Leonard also birdied three of the next five holes at The Club at Mirasol. He hit an 8-iron to 4 feet on No. 8 for birdie, chipped to one foot on No. 9 for birdie and hit a wedge to two feet from the rough on No. 11.

He called his chip on the par-5 ninth his biggest shot of the round because Love hit his second shot to within two feet for eagle. If Leonard didn't birdie, he would have been two strokes down again with nine holes to play.

* LPGA: Wendy Doolan overcame soggy conditions and the pursuit of more prominent players to shoot a 5-under 65 and win the season opener by three strokes. The 34-year-old Australian did what she had to do -- bounce back from a bogey with a birdie on the next hole -- to blunt charges by Grace Park and Betsy King to capture her second title, the Welch's-Fry's Championship in Tucson.

Doolan pocketed $120,000 -- nearly half of her 2002 earnings -- with her score of 21-under 259.

"I've seen the girls shoot 20-plus under par," she said. "I never knew I was going to do it, but I did it today, and that's something that I feel really good about."

King carded a 65 to tie third-round leader Lorie Kane (70) at 262. Park, derailed by a double bogey on the 17th hole, settled for a 67 and a tie with Christina Kim (70) at 263.

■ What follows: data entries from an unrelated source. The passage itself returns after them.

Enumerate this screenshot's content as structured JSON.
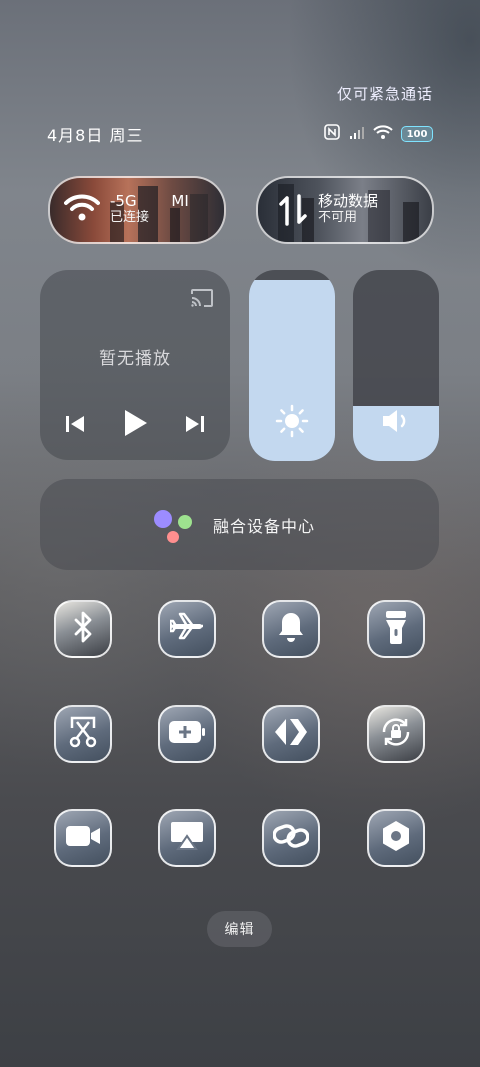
{
  "status": {
    "emergency_text": "仅可紧急通话",
    "date_text": "4月8日 周三",
    "battery_level": "100"
  },
  "connectivity": {
    "wifi": {
      "name": "-5G",
      "name_suffix": "MI",
      "status": "已连接"
    },
    "mobile_data": {
      "name": "移动数据",
      "status": "不可用"
    }
  },
  "media": {
    "title": "暂无播放"
  },
  "sliders": {
    "brightness": {
      "level_fraction": 0.95
    },
    "volume": {
      "level_fraction": 0.29
    }
  },
  "fusion_center": {
    "label": "融合设备中心"
  },
  "toggles": [
    {
      "name": "bluetooth-icon"
    },
    {
      "name": "airplane-icon"
    },
    {
      "name": "bell-icon"
    },
    {
      "name": "flashlight-icon"
    },
    {
      "name": "screenshot-icon"
    },
    {
      "name": "battery-saver-icon"
    },
    {
      "name": "dataflow-icon"
    },
    {
      "name": "rotation-lock-icon"
    },
    {
      "name": "screen-record-icon"
    },
    {
      "name": "screencast-icon"
    },
    {
      "name": "link-icon"
    },
    {
      "name": "settings-icon"
    }
  ],
  "edit_button": {
    "label": "编辑"
  },
  "colors": {
    "slider_fill": "#c3d8ef",
    "battery_accent": "#7fe3ff"
  }
}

Kim, trying to become the first rookie to win her LPGA debut since Beverly Hanson in 1951, also had late bogey problems.

Meg Mallon fired a 70 for sole possession of sixth, five shots off the lead.

Mallon had a 60 on Friday, the second-lowest round in LPGA play, to lead at the midpoint. But she was only 6 under in the other 54 holes of the tournament.

* CHAMPIONS TOUR: In Valencia, Calif., Tom Purtzer rolled in a 58-foot eagle putt on the final hole to win the SBC Classic title over Gil Morgan, his first victory on the tour.

Morgan had a two-stroke lead going into the 546-yard, par-5 18th hole of the rain-shortened tournament at Valencia Country Club but missed a seven-foot putt that would have forced a playoff. Both Morgan and Purtzer missed getting into last year's playoff, won by Tom Kite, by one stroke.

Purtzer's eagle finished off a final round 4-under 68. He had a 36-hole total of 9-under 135 after rain washed out Saturday's play and cut the tournament from 54 holes. The victory was worth $225,000.

"I've seen strange things happen before on this course, so I wasn't ready to quit," Purtzer said.

Justin Leonard reacts after winning the Honda Classic. Leonard beat Davis Love III, Chad Campbell by a stroke.